Junior ranked first in the nation for the 3000 meters

Carolyn French

As junior Gillian Wagner crosses the finish line at any of her track meets, her teammates and spectators go wild. She is congratulated as she walks away with a first place title, but a first-place finish is not an anomaly in her running career. Taking home the win has become a norm for Wagner.

Wagner has been running as a varsity athlete on both the cross country and track team since her freshman year, but reached a milestone at the Stanford Invitational meet on April 1, where she placed first in the 3000-meter race with a time of 9:58, the fastest time  in the nation for high school runners  in the 3000 meter.

The Stanford Invitational was the first time Wagner competed in a 3000-meter race, as she usually competes in shorter events, according to Wagner. However, this unfamiliarity with a new distance didn’t stop her from entering the race with enthusiasm and confidence.


“I was put in the race so I knew I had to run fast, and I had a good cross country season so you could say [that] inspired me to do well in the longer track events. I’d never really run anything like that so I was super excited to just go out with no expectations and just see what happened,” Wagner said.

Wagner had initial success during her freshman year, after qualifying for the 800-meter run at the California State Meet. Since then, Wagner said that she has continued to improve in both strategy and strength.

Cross country and track coach Laura Schmitt grants much of Wagner’s success to her technique, which comes from her exemplary work ethic.

“It’s not an accident. It’s not talent,” Schmitt said. “She’s absolutely talented but the thing that tips her over is her work ethic and her awareness to details, awareness to taking care of the things that not everyone is aware or cares to take care of.”

The work ethic that Wagner presents also has a positive effect on her teammates, because the tight-knit cross country team has watched her progress throughout her years of running.

“She’s always there, she’s always trying her hardest,” said sophomore Liam Anderson, Wagner’s long distance teammate. “She and [Glennis Murphy] are always pushing the pace. She works hard and that’s why she runs fast.”

But besides her ability to work hard, Wagner has a great deal of inherent talent for the sport, not only in her athletic capabilities but also in her talent in handling the stress of a competition. She can apply what she’s worked on in practices into her performance in competitions, according to Schmitt.

“When she hears a [start] gun, she is competitive and she knows exactly what to do, and she does it when it’s necessary in a race. If you’re running a mile, you don’t just go out there and run a mile. There are strategies and she implements them with absolute confidence and poise,” Schmitt said.

Wagner knows there is still room to grow as a runner, and she hopes to continue practicing throughout her high school career and beyond.

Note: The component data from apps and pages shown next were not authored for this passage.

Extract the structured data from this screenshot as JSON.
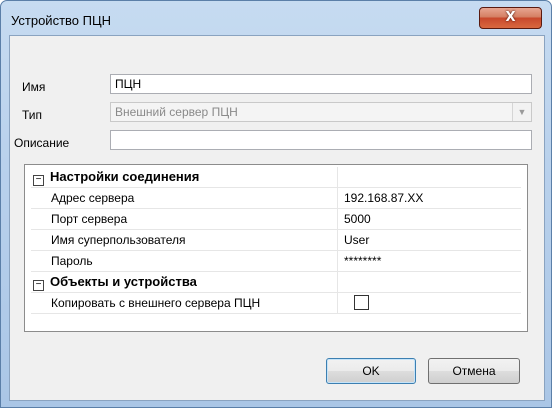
{
  "window": {
    "title": "Устройство ПЦН",
    "close_glyph": "X",
    "close_icon": "close-icon"
  },
  "form": {
    "name_label": "Имя",
    "name_value": "ПЦН",
    "type_label": "Тип",
    "type_value": "Внешний сервер ПЦН",
    "dropdown_glyph": "▼",
    "description_label": "Описание",
    "description_value": ""
  },
  "properties": {
    "categories": [
      {
        "toggle": "−",
        "title": "Настройки соединения"
      },
      {
        "toggle": "−",
        "title": "Объекты и устройства"
      }
    ],
    "connection_rows": [
      {
        "name": "Адрес сервера",
        "value": "192.168.87.XX"
      },
      {
        "name": "Порт сервера",
        "value": "5000"
      },
      {
        "name": "Имя суперпользователя",
        "value": "User"
      },
      {
        "name": "Пароль",
        "value": "********"
      }
    ],
    "objects_rows": [
      {
        "name": "Копировать с внешнего сервера ПЦН",
        "value_type": "checkbox",
        "checked": false
      }
    ]
  },
  "buttons": {
    "ok": "OK",
    "cancel": "Отмена"
  },
  "colors": {
    "title_gradient": "#b9d1ec",
    "close_button": "#c8482c",
    "client_bg": "#f0f0f0"
  }
}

“I think now I’m able to use competition more in a way that makes me better. And I’m still getting faster and all that,” Wagner said. “There’s so much time left in high school, and maybe beyond, so I know I’m still progressing on it. It’s an upward trajectory which is cool.”